3. I didn’t process my own fruit and tomatoes. If I’d had the foresight to do numbers one and two on this list, I would have canned, cooked, and frozen much of my summer harvest. (Not that I have ever canned before. But I am sure I would have done it . . . right?)
The good news is, I can still do some of these eco-friendly activities as the weather grows cooler. I could plant a winter garden, which I’ve done before without much success. (Okay, to be honest, I do not want to try this again. I just have to accept the fact that I am not a gifted gardener.) However, I can still take advantage of the fall harvest. Yesterday both Proverbs 31 Living and Bring on the Lloyds dazzled me with their tales of finding free apples from Freecycle and turning them into applesauce, apple peel jelly, and potpourri.
At the very least, I vow to visit an organic farm for apple picking and jack-o-lantern hunting this year. My daughter can frolic through the apple orchards and tumble through a pumpkin patch– and she’ll be able to chow down on applesauce and pumpkin bread all winter long.
Don’t forget to enter our Vegan Lunch Box giveaway! Just a couple days left!
While on a garage sale gift shopping spree, I ran across this rusty red wagon for just five dollars. Honestly, I hadn’t even thought about getting a wagon for my son’s birthday and it did look rather damaged, but its previous owner coached me through the steps for fixing it up and ended up convincing me to buy. I’m so glad he did!
The total time it took to fix the wagon was about three hours (including shopping time) and didn’t require much effort. We followed a few simple steps and found ourselves quite happy with the results.
Sand down the rust. Using steel wool, we scrubbed down the inside of the wagon with soapy water until it was as clean and smooth as we could get it. We should have paid more attention to the corners and seams between the bottom and sides, but overall we did well.
Let the wagon dry: Just long enough so that the paint can be applied to a moisture-free metal surface.
Treat with rust-prevention product: We ended up using “Naval Jelly” which seemed the least toxic and applied it outside so the area was well ventilated.
Brush on enamel paint: A small container of red paint, perfectly matched to children’s wagons, was easy to find at our local hardware store. We could have also checked at our recycled building materials center (BRING) to see if they had any on hand. It cost a whopping twelve dollars for the paint, but it also helped to fix up my son’s tricycle. While the container recommends a liberal coat, ours was a bit too thick. We were told not to use a primer, and it worked fine without it.

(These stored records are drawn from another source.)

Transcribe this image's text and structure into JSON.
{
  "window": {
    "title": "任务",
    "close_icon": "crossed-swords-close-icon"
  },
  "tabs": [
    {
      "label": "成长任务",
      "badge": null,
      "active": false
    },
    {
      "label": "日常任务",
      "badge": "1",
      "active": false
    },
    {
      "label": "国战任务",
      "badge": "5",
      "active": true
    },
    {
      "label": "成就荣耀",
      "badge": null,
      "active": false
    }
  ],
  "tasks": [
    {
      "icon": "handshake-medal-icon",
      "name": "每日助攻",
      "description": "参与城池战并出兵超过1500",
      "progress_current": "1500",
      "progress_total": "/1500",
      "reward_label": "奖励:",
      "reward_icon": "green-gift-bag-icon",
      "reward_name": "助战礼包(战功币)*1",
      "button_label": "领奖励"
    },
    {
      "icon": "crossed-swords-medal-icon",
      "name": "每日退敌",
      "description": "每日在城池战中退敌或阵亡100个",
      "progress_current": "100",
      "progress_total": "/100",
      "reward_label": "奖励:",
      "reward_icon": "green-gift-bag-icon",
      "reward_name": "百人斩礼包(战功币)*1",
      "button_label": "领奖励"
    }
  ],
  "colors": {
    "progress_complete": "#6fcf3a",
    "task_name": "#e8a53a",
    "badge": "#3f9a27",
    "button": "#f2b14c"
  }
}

Wait at least 24 hours: The wagon was just so beautiful and shiny that we rushed to share it with our son before it was fully dry. Since we used a thick coat, we should have waited even longer than 24 hours. My son’s foot marred the paint a bit, but overall it still looks great.
The total cost for the wagon after buying the paint was $17.00, compared to $90.00 retail! Already, we are so happy with our purchase. Roscoe pulls the wagon around the backyard filled with leaves and sits in it for neighborhood walks. We used it at his birthday party to haul food to the picnic table and provide free rides. It’s pretty wonderful to think that this little gem was saved from a landfill only to provide us with years of sturdy service.
Check out the creative cost-saving, eco-friendly posts below for more enlightenment this Thrifty Green Thursday. Anyone’s welcome to join us, just read the directions on how to get started and jump in. Thanks for stopping by!